## [Task instructions]
Each line in the entries below that holds the string "title" is to be listed.

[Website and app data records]
BEGIN

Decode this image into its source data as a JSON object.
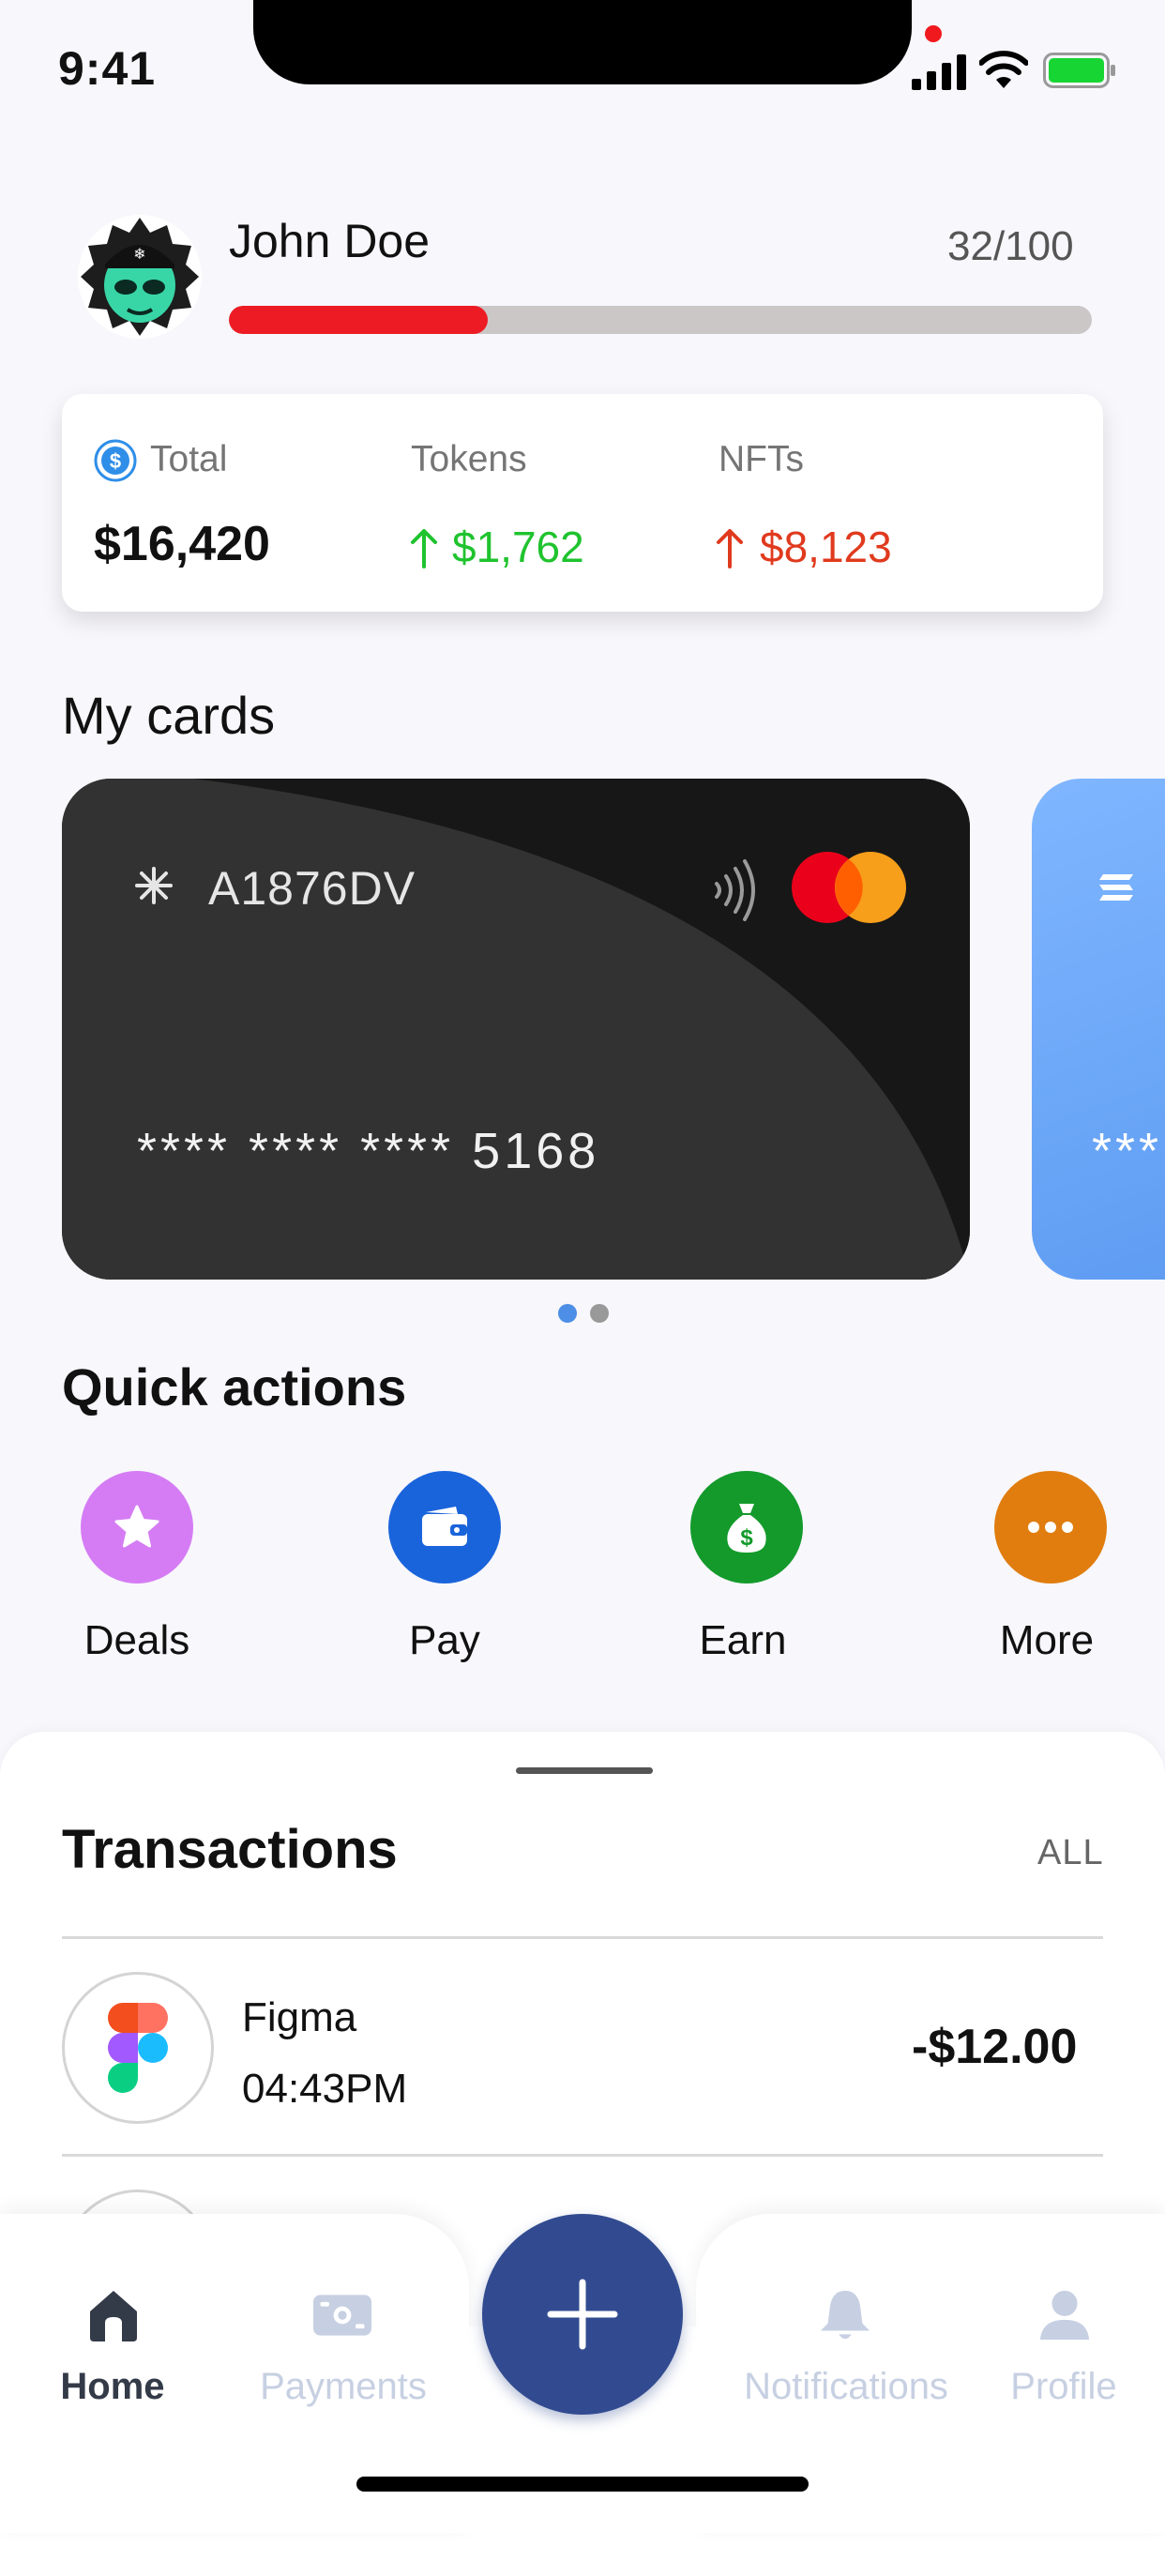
{
  "status_bar": {
    "time": "9:41"
  },
  "profile": {
    "name": "John Doe",
    "level_text": "32/100",
    "progress": 0.3
  },
  "summary": {
    "total_label": "Total",
    "total_value": "$16,420",
    "tokens_label": "Tokens",
    "tokens_value": "$1,762",
    "nfts_label": "NFTs",
    "nfts_value": "$8,123",
    "colors": {
      "tokens": "#1fc32e",
      "nfts": "#e03a1e",
      "dollar_icon": "#2f8ee8"
    }
  },
  "cards": {
    "title": "My cards",
    "items": [
      {
        "id": "A1876DV",
        "number": "**** **** **** 5168",
        "brand_icon": "mastercard-icon"
      },
      {
        "number": "***"
      }
    ],
    "active_index": 0
  },
  "quick_actions": {
    "title": "Quick actions",
    "items": [
      {
        "label": "Deals",
        "icon": "star-icon",
        "color": "#d57cf4"
      },
      {
        "label": "Pay",
        "icon": "wallet-icon",
        "color": "#1a64db"
      },
      {
        "label": "Earn",
        "icon": "money-bag-icon",
        "color": "#139a2b"
      },
      {
        "label": "More",
        "icon": "more-icon",
        "color": "#e07d0e"
      }
    ]
  },
  "transactions": {
    "title": "Transactions",
    "all_label": "ALL",
    "items": [
      {
        "name": "Figma",
        "time": "04:43PM",
        "amount": "-$12.00",
        "icon": "figma-icon"
      }
    ]
  },
  "nav": {
    "items": [
      {
        "label": "Home",
        "icon": "home-icon",
        "active": true
      },
      {
        "label": "Payments",
        "icon": "payments-icon",
        "active": false
      },
      {
        "label": "Notifications",
        "icon": "bell-icon",
        "active": false
      },
      {
        "label": "Profile",
        "icon": "profile-icon",
        "active": false
      }
    ],
    "fab_icon": "plus-icon",
    "colors": {
      "active": "#333a48",
      "inactive": "#c7d0e2"
    }
  }
}
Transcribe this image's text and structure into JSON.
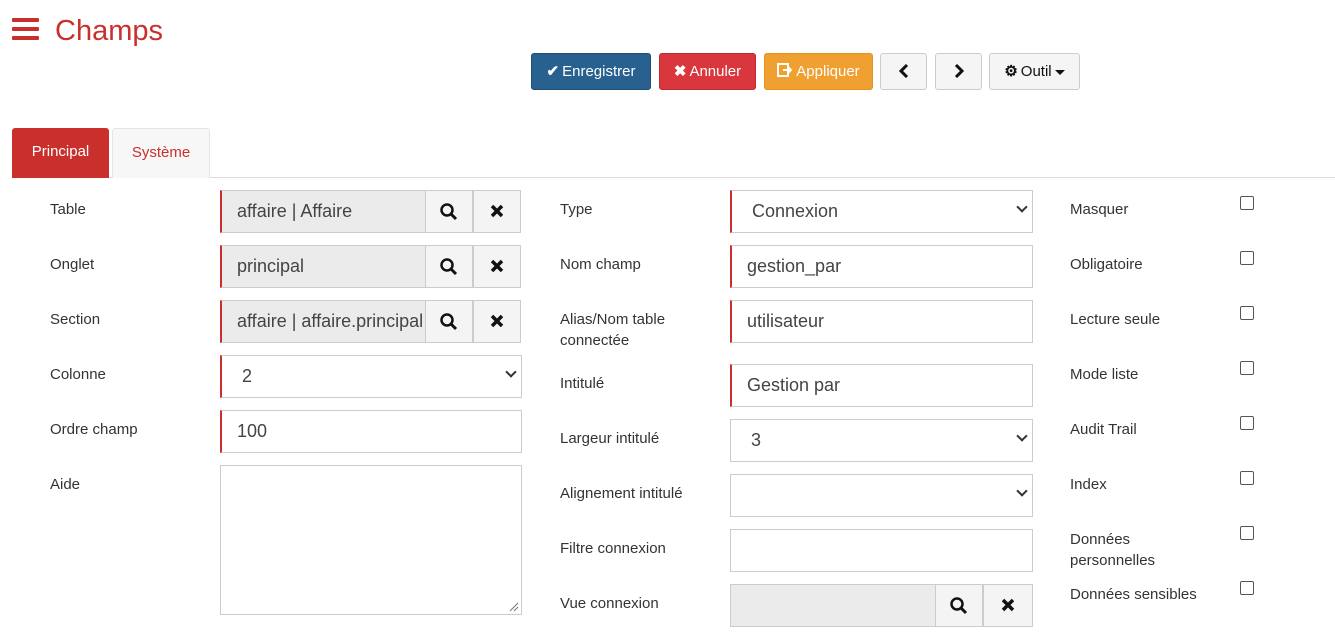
{
  "header": {
    "title": "Champs"
  },
  "toolbar": {
    "save_label": "Enregistrer",
    "cancel_label": "Annuler",
    "apply_label": "Appliquer",
    "tool_label": "Outil"
  },
  "tabs": [
    {
      "label": "Principal",
      "active": true
    },
    {
      "label": "Système",
      "active": false
    }
  ],
  "left_column": {
    "table": {
      "label": "Table",
      "value": "affaire | Affaire"
    },
    "onglet": {
      "label": "Onglet",
      "value": "principal"
    },
    "section": {
      "label": "Section",
      "value": "affaire | affaire.principal"
    },
    "colonne": {
      "label": "Colonne",
      "value": "2"
    },
    "ordre": {
      "label": "Ordre champ",
      "value": "100"
    },
    "aide": {
      "label": "Aide",
      "value": ""
    }
  },
  "middle_column": {
    "type": {
      "label": "Type",
      "value": "Connexion"
    },
    "nom_champ": {
      "label": "Nom champ",
      "value": "gestion_par"
    },
    "alias": {
      "label_line1": "Alias/Nom table",
      "label_line2": "connectée",
      "value": "utilisateur"
    },
    "intitule": {
      "label": "Intitulé",
      "value": "Gestion par"
    },
    "largeur": {
      "label": "Largeur intitulé",
      "value": "3"
    },
    "alignement": {
      "label": "Alignement intitulé",
      "value": ""
    },
    "filtre": {
      "label": "Filtre connexion",
      "value": ""
    },
    "vue": {
      "label": "Vue connexion",
      "value": ""
    }
  },
  "right_column": {
    "masquer": {
      "label": "Masquer",
      "checked": false
    },
    "obligatoire": {
      "label": "Obligatoire",
      "checked": false
    },
    "lecture_seule": {
      "label": "Lecture seule",
      "checked": false
    },
    "mode_liste": {
      "label": "Mode liste",
      "checked": false
    },
    "audit_trail": {
      "label": "Audit Trail",
      "checked": false
    },
    "index": {
      "label": "Index",
      "checked": false
    },
    "donnees_perso": {
      "label_line1": "Données",
      "label_line2": "personnelles",
      "checked": false
    },
    "donnees_sensibles": {
      "label": "Données sensibles",
      "checked": false
    }
  },
  "colors": {
    "accent": "#c9302c",
    "primary": "#286090",
    "danger": "#d9363e",
    "warning": "#f0a030"
  },
  "icons": [
    "menu-icon",
    "check-icon",
    "times-icon",
    "share-icon",
    "chevron-left-icon",
    "chevron-right-icon",
    "gear-icon",
    "search-icon",
    "close-icon",
    "chevron-down-icon"
  ]
}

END

## [Result below]
    "title": "My cards",
    "title": "Quick actions",
    "title": "Transactions",
    "title": "Champs"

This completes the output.